Activity:
From the entries that follow, extract each line holding the string "Adams".

Information given:
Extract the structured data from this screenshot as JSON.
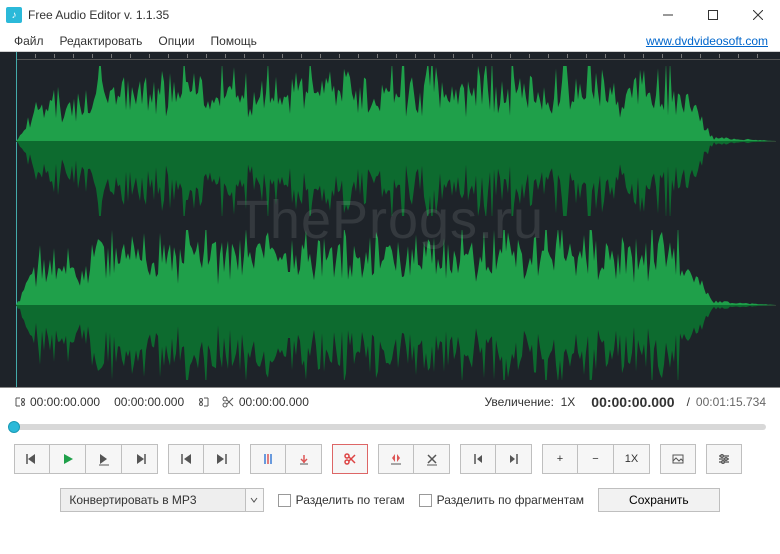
{
  "window": {
    "title": "Free Audio Editor v. 1.1.35",
    "controls": {
      "min": "−",
      "max": "□",
      "close": "×"
    }
  },
  "menu": {
    "file": "Файл",
    "edit": "Редактировать",
    "options": "Опции",
    "help": "Помощь",
    "link": "www.dvdvideosoft.com"
  },
  "watermark": "TheProgs.ru",
  "timebar": {
    "sel_start": "00:00:00.000",
    "sel_end": "00:00:00.000",
    "cut_time": "00:00:00.000",
    "zoom_label": "Увеличение:",
    "zoom_value": "1X",
    "position": "00:00:00.000",
    "total": "00:01:15.734"
  },
  "zoom_button": "1X",
  "bottom": {
    "combo": "Конвертировать в MP3",
    "split_tags": "Разделить по тегам",
    "split_fragments": "Разделить по фрагментам",
    "save": "Сохранить"
  },
  "colors": {
    "waveform": "#1fa04a",
    "bg_dark": "#1e2329",
    "accent": "#2bb9d9"
  }
}
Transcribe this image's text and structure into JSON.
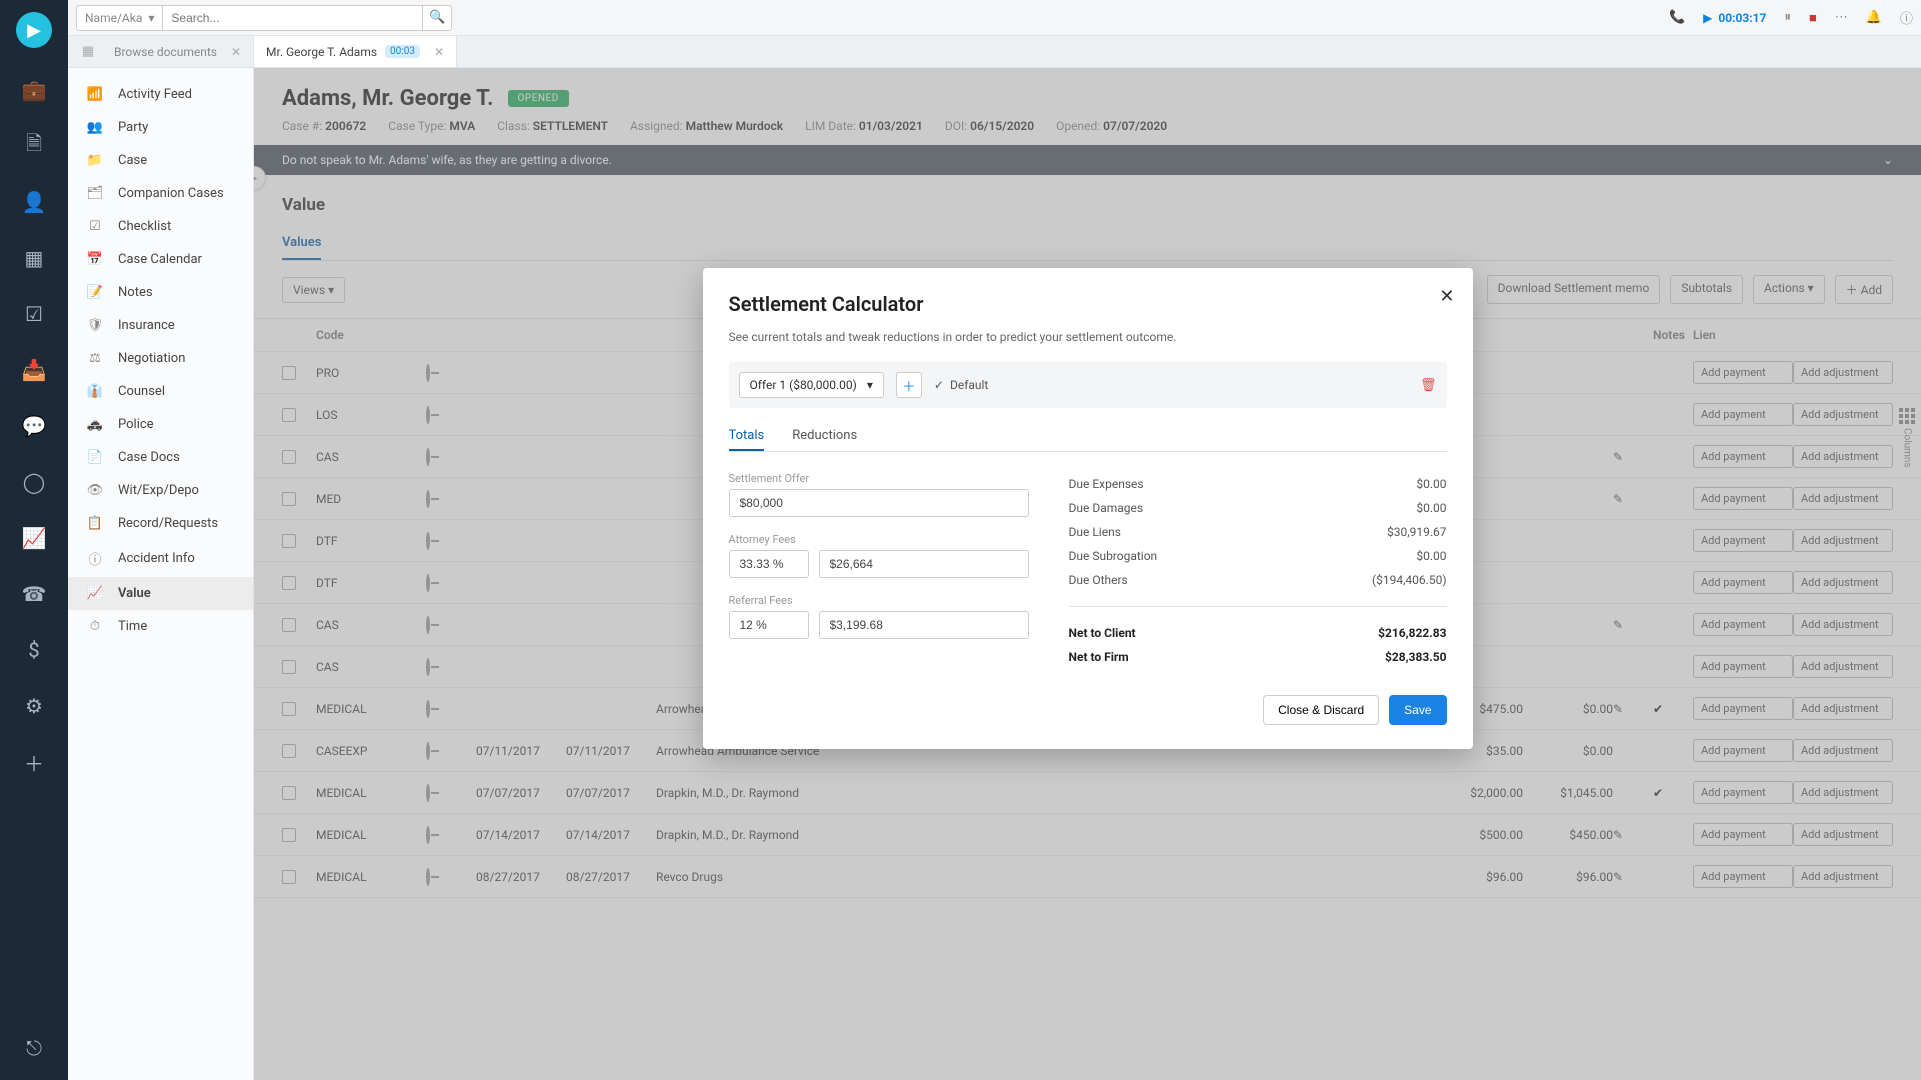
{
  "topbar": {
    "name_kind": "Name/Aka",
    "search_placeholder": "Search...",
    "timer": "00:03:17"
  },
  "tabs": {
    "browse": "Browse documents",
    "active": "Mr. George T. Adams",
    "active_badge": "00:03"
  },
  "sidenav": [
    "Activity Feed",
    "Party",
    "Case",
    "Companion Cases",
    "Checklist",
    "Case Calendar",
    "Notes",
    "Insurance",
    "Negotiation",
    "Counsel",
    "Police",
    "Case Docs",
    "Wit/Exp/Depo",
    "Record/Requests",
    "Accident Info",
    "Value",
    "Time"
  ],
  "case": {
    "name": "Adams, Mr. George T.",
    "status": "OPENED",
    "number_label": "Case #:",
    "number": "200672",
    "type_label": "Case Type:",
    "type": "MVA",
    "class_label": "Class:",
    "class": "SETTLEMENT",
    "assigned_label": "Assigned:",
    "assigned": "Matthew Murdock",
    "lim_label": "LIM Date:",
    "lim": "01/03/2021",
    "doi_label": "DOI:",
    "doi": "06/15/2020",
    "opened_label": "Opened:",
    "opened": "07/07/2020",
    "banner": "Do not speak to Mr. Adams' wife, as they are getting a divorce."
  },
  "value_section": {
    "title": "Value",
    "subtabs": [
      "Values"
    ],
    "toolbar": {
      "views": "Views",
      "dl": "Download Settlement memo",
      "subtotals": "Subtotals",
      "actions": "Actions",
      "add": "Add"
    },
    "headers": [
      "Code",
      "",
      "",
      "",
      "",
      "",
      "",
      "",
      "",
      "Notes",
      "Lien",
      "",
      ""
    ]
  },
  "rows": [
    {
      "code": "PRO",
      "d1": "",
      "d2": "",
      "payee": "",
      "amt": "",
      "amt2": "",
      "edit": false,
      "ck": false
    },
    {
      "code": "LOS",
      "d1": "",
      "d2": "",
      "payee": "",
      "amt": "",
      "amt2": "",
      "edit": false,
      "ck": false
    },
    {
      "code": "CAS",
      "d1": "",
      "d2": "",
      "payee": "",
      "amt": "",
      "amt2": "",
      "edit": true,
      "ck": false
    },
    {
      "code": "MED",
      "d1": "",
      "d2": "",
      "payee": "",
      "amt": "",
      "amt2": "",
      "edit": true,
      "ck": false
    },
    {
      "code": "DTF",
      "d1": "",
      "d2": "",
      "payee": "",
      "amt": "",
      "amt2": "",
      "edit": false,
      "ck": false
    },
    {
      "code": "DTF",
      "d1": "",
      "d2": "",
      "payee": "",
      "amt": "",
      "amt2": "",
      "edit": false,
      "ck": false
    },
    {
      "code": "CAS",
      "d1": "",
      "d2": "",
      "payee": "",
      "amt": "",
      "amt2": "",
      "edit": true,
      "ck": false
    },
    {
      "code": "CAS",
      "d1": "",
      "d2": "",
      "payee": "",
      "amt": "",
      "amt2": "",
      "edit": false,
      "ck": false
    },
    {
      "code": "MEDICAL",
      "d1": "",
      "d2": "",
      "payee": "Arrowhead Ambulance Service",
      "amt": "$475.00",
      "amt2": "$0.00",
      "edit": true,
      "ck": true
    },
    {
      "code": "CASEEXP",
      "d1": "07/11/2017",
      "d2": "07/11/2017",
      "payee": "Arrowhead Ambulance Service",
      "amt": "$35.00",
      "amt2": "$0.00",
      "edit": false,
      "ck": false
    },
    {
      "code": "MEDICAL",
      "d1": "07/07/2017",
      "d2": "07/07/2017",
      "payee": "Drapkin, M.D., Dr. Raymond",
      "amt": "$2,000.00",
      "amt2": "$1,045.00",
      "edit": false,
      "ck": true
    },
    {
      "code": "MEDICAL",
      "d1": "07/14/2017",
      "d2": "07/14/2017",
      "payee": "Drapkin, M.D., Dr. Raymond",
      "amt": "$500.00",
      "amt2": "$450.00",
      "edit": true,
      "ck": false
    },
    {
      "code": "MEDICAL",
      "d1": "08/27/2017",
      "d2": "08/27/2017",
      "payee": "Revco Drugs",
      "amt": "$96.00",
      "amt2": "$96.00",
      "edit": true,
      "ck": false
    }
  ],
  "row_buttons": {
    "pay": "Add payment",
    "adj": "Add adjustment"
  },
  "columns_label": "Columns",
  "modal": {
    "title": "Settlement Calculator",
    "sub": "See current totals and tweak reductions in order to predict your settlement outcome.",
    "offer_label": "Offer 1 ($80,000.00)",
    "default": "Default",
    "tabs": [
      "Totals",
      "Reductions"
    ],
    "fields": {
      "settlement_label": "Settlement Offer",
      "settlement": "$80,000",
      "atty_label": "Attorney Fees",
      "atty_pct": "33.33 %",
      "atty_amt": "$26,664",
      "ref_label": "Referral Fees",
      "ref_pct": "12 %",
      "ref_amt": "$3,199.68"
    },
    "lines": [
      {
        "l": "Due Expenses",
        "v": "$0.00"
      },
      {
        "l": "Due Damages",
        "v": "$0.00"
      },
      {
        "l": "Due Liens",
        "v": "$30,919.67"
      },
      {
        "l": "Due Subrogation",
        "v": "$0.00"
      },
      {
        "l": "Due Others",
        "v": "($194,406.50)"
      }
    ],
    "net_client_l": "Net to Client",
    "net_client_v": "$216,822.83",
    "net_firm_l": "Net to Firm",
    "net_firm_v": "$28,383.50",
    "close": "Close & Discard",
    "save": "Save"
  }
}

Solved problem:
    "active": "Mr. George T. Adams",
    "name": "Adams, Mr. George T.",
    "banner": "Do not speak to Mr. Adams' wife, as they are getting a divorce."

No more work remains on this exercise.